Saved entries:
┌────────

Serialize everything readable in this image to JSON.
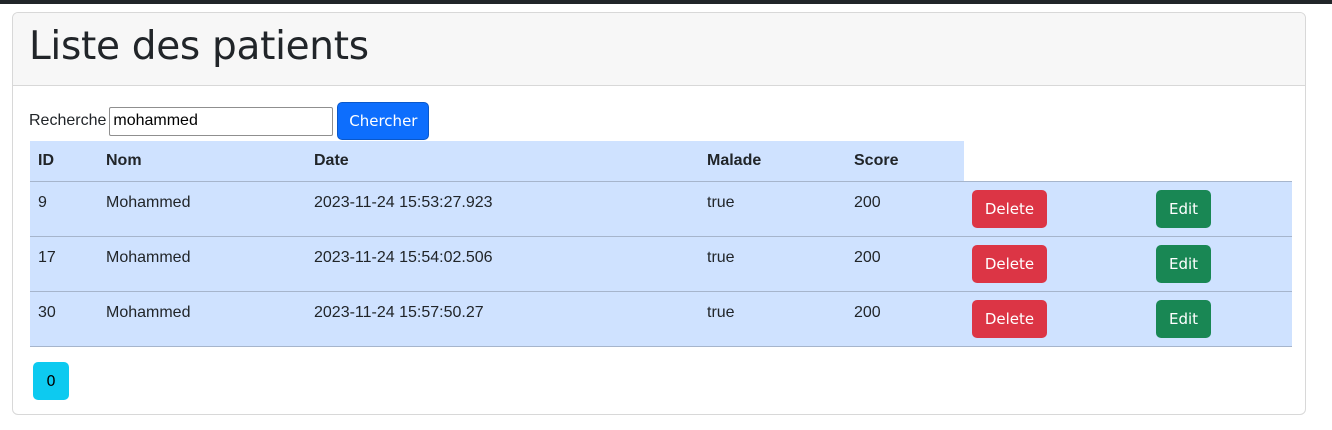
{
  "page": {
    "title": "Liste des patients"
  },
  "search": {
    "label": "Recherche",
    "value": "mohammed",
    "button_label": "Chercher"
  },
  "table": {
    "headers": [
      "ID",
      "Nom",
      "Date",
      "Malade",
      "Score"
    ],
    "rows": [
      {
        "id": "9",
        "nom": "Mohammed",
        "date": "2023-11-24 15:53:27.923",
        "malade": "true",
        "score": "200"
      },
      {
        "id": "17",
        "nom": "Mohammed",
        "date": "2023-11-24 15:54:02.506",
        "malade": "true",
        "score": "200"
      },
      {
        "id": "30",
        "nom": "Mohammed",
        "date": "2023-11-24 15:57:50.27",
        "malade": "true",
        "score": "200"
      }
    ],
    "delete_label": "Delete",
    "edit_label": "Edit"
  },
  "pagination": {
    "pages": [
      "0"
    ]
  },
  "colors": {
    "primary": "#0d6efd",
    "danger": "#dc3545",
    "success": "#198754",
    "info": "#0dcaf0",
    "table_bg": "#cfe2ff"
  }
}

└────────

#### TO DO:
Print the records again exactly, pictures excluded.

#### ANSWER SECTION:
Serialize everything readable in this image to JSON.
{
  "page": {
    "title": "Liste des patients"
  },
  "search": {
    "label": "Recherche",
    "value": "mohammed",
    "button_label": "Chercher"
  },
  "table": {
    "headers": [
      "ID",
      "Nom",
      "Date",
      "Malade",
      "Score"
    ],
    "rows": [
      {
        "id": "9",
        "nom": "Mohammed",
        "date": "2023-11-24 15:53:27.923",
        "malade": "true",
        "score": "200"
      },
      {
        "id": "17",
        "nom": "Mohammed",
        "date": "2023-11-24 15:54:02.506",
        "malade": "true",
        "score": "200"
      },
      {
        "id": "30",
        "nom": "Mohammed",
        "date": "2023-11-24 15:57:50.27",
        "malade": "true",
        "score": "200"
      }
    ],
    "delete_label": "Delete",
    "edit_label": "Edit"
  },
  "pagination": {
    "pages": [
      "0"
    ]
  },
  "colors": {
    "primary": "#0d6efd",
    "danger": "#dc3545",
    "success": "#198754",
    "info": "#0dcaf0",
    "table_bg": "#cfe2ff"
  }
}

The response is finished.